Last evening wind-created fog obscured our view of the headlands to the the north. All day heavy rain had eroded tracks into the sides of soft-soiled cliffs had stopped by then but a strong southerly wind soaked my pants in seconds. A small clutch of crows hunkered on the beach looking for food. All night the wind blew hard, knocking moisture from surrounding spruce trees onto yurt where we slept. I prayed that the storm would blow itself out. This morning, the wind still blows but at a manageable speed and there is sun. An osprey hovers down beach and them floats toward me. Built for soaring, it lets the wind carry it, shifting a wing or tail feather now and then to stay on course. Beyond the breakers, a quarter section of rainbow strengthens then disappears when a new wall of storm clouds blocks the sun. Later we return to the beach and find a gull trying to pull flesh from a cormorant carcass. His efforts draw a crowd–8 turkey vultures and a bald eagle that swoops low over the body and then pulls skyward over the surf. One vulture, its red, naked head catching some morning light, worries the cormorant bones for a minute and then leaves it for the lone gull. In the afternoon we learn that the cormorant is one of several that have died recently. No one knows why, I wonder if the birds ate some of the plastic bits scattered on the beach like holiday confetti by the flood tide. Never having seen the gaudy decorations on the beach before I wonder if they are the Japanese Tsunami debris, made small by currents and storms that delivered it to this Oregon Beach. Later, on another beach, we read a sign asking people to help collect Tsunami plastic items that gather on the sand.
April 28 Portland I was not surprised by osprey that flew over me at Beverly Beach, a place rich in silence and food for raptors. But in the city, in Portland, it seemed so out of place. True, we were riding on along side train tracks that bordered along a reedy lake.

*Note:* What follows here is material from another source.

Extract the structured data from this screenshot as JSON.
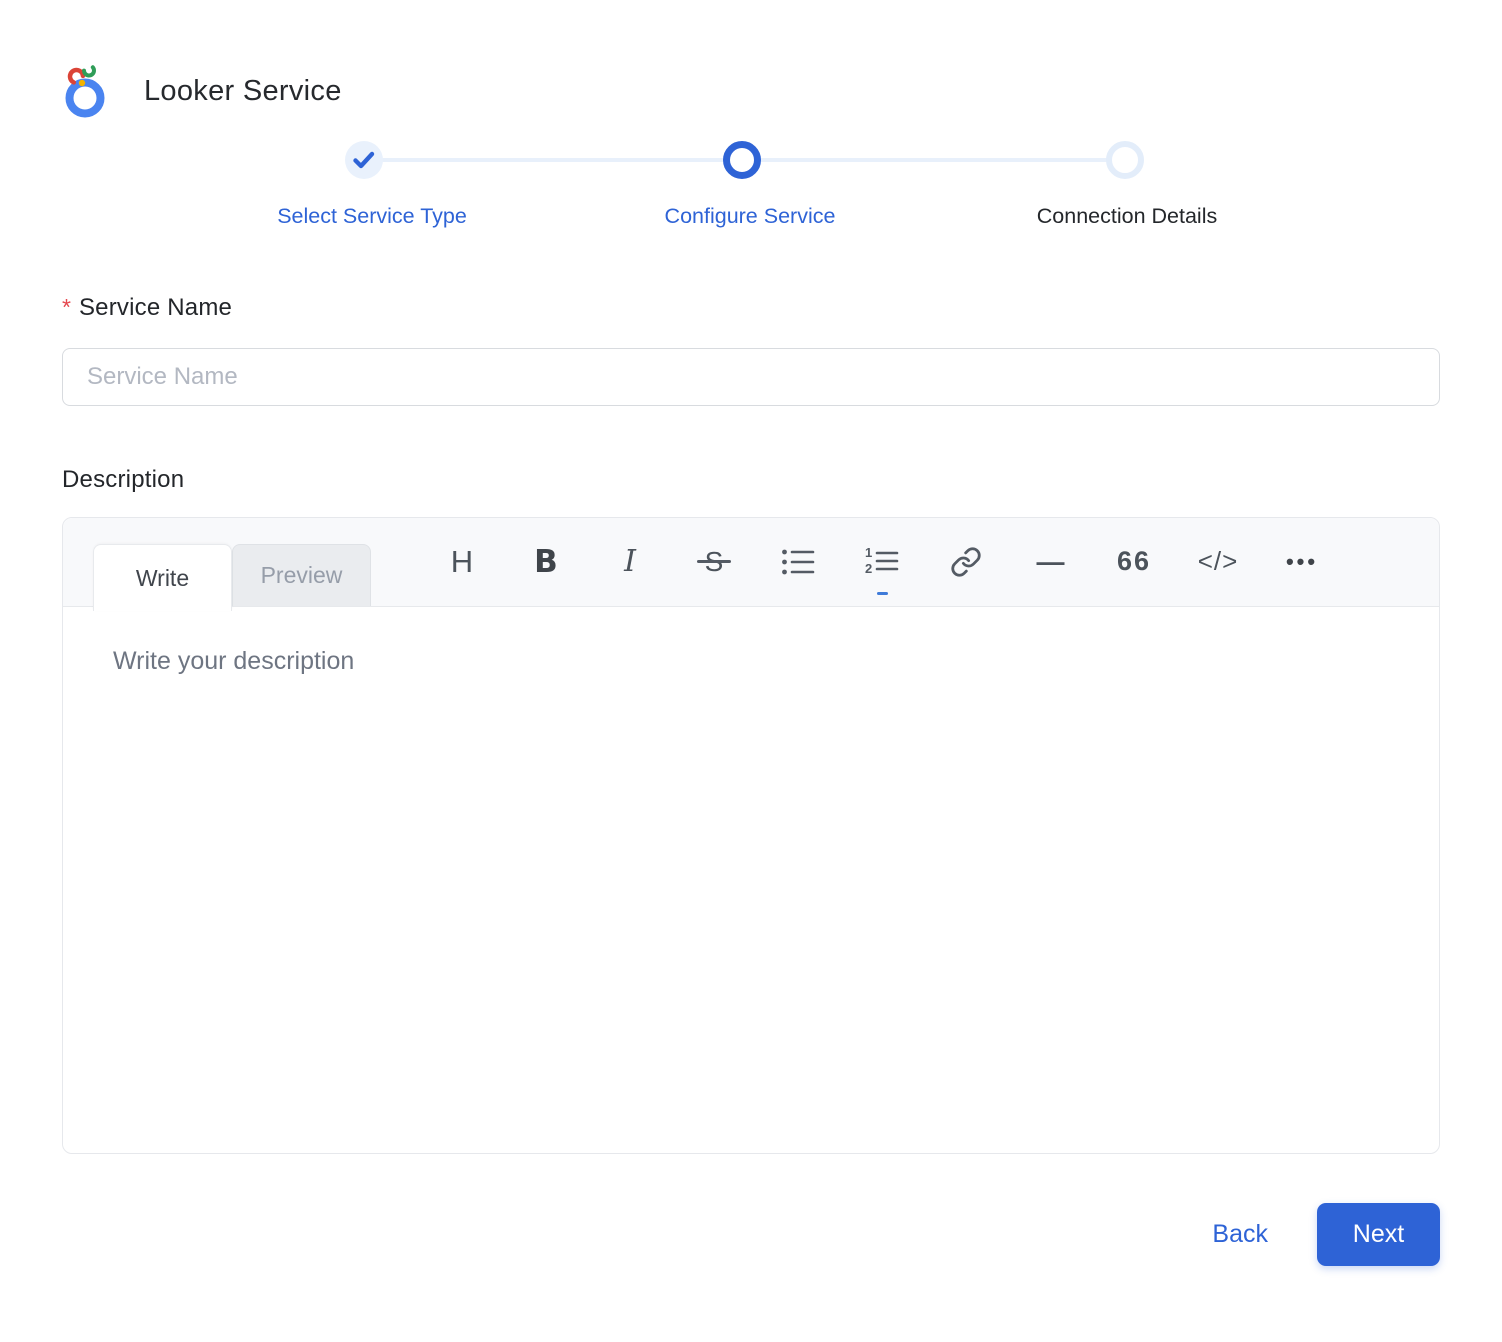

True, we stopped hearing city sounds a few minutes before, blocked by an island in the Willamette River. The bird didn’t care if he was expected. We stopped and watched it hover and then dive. Concentric rings expanded from the spot where its talons touched the water but missed the prey. Three rings dotted the lake waters until, on the fourth try, the osprey secured a meal. Like mountain lions, coyotes, and Juneau’s black bears, ospreys hunt in wild urban places.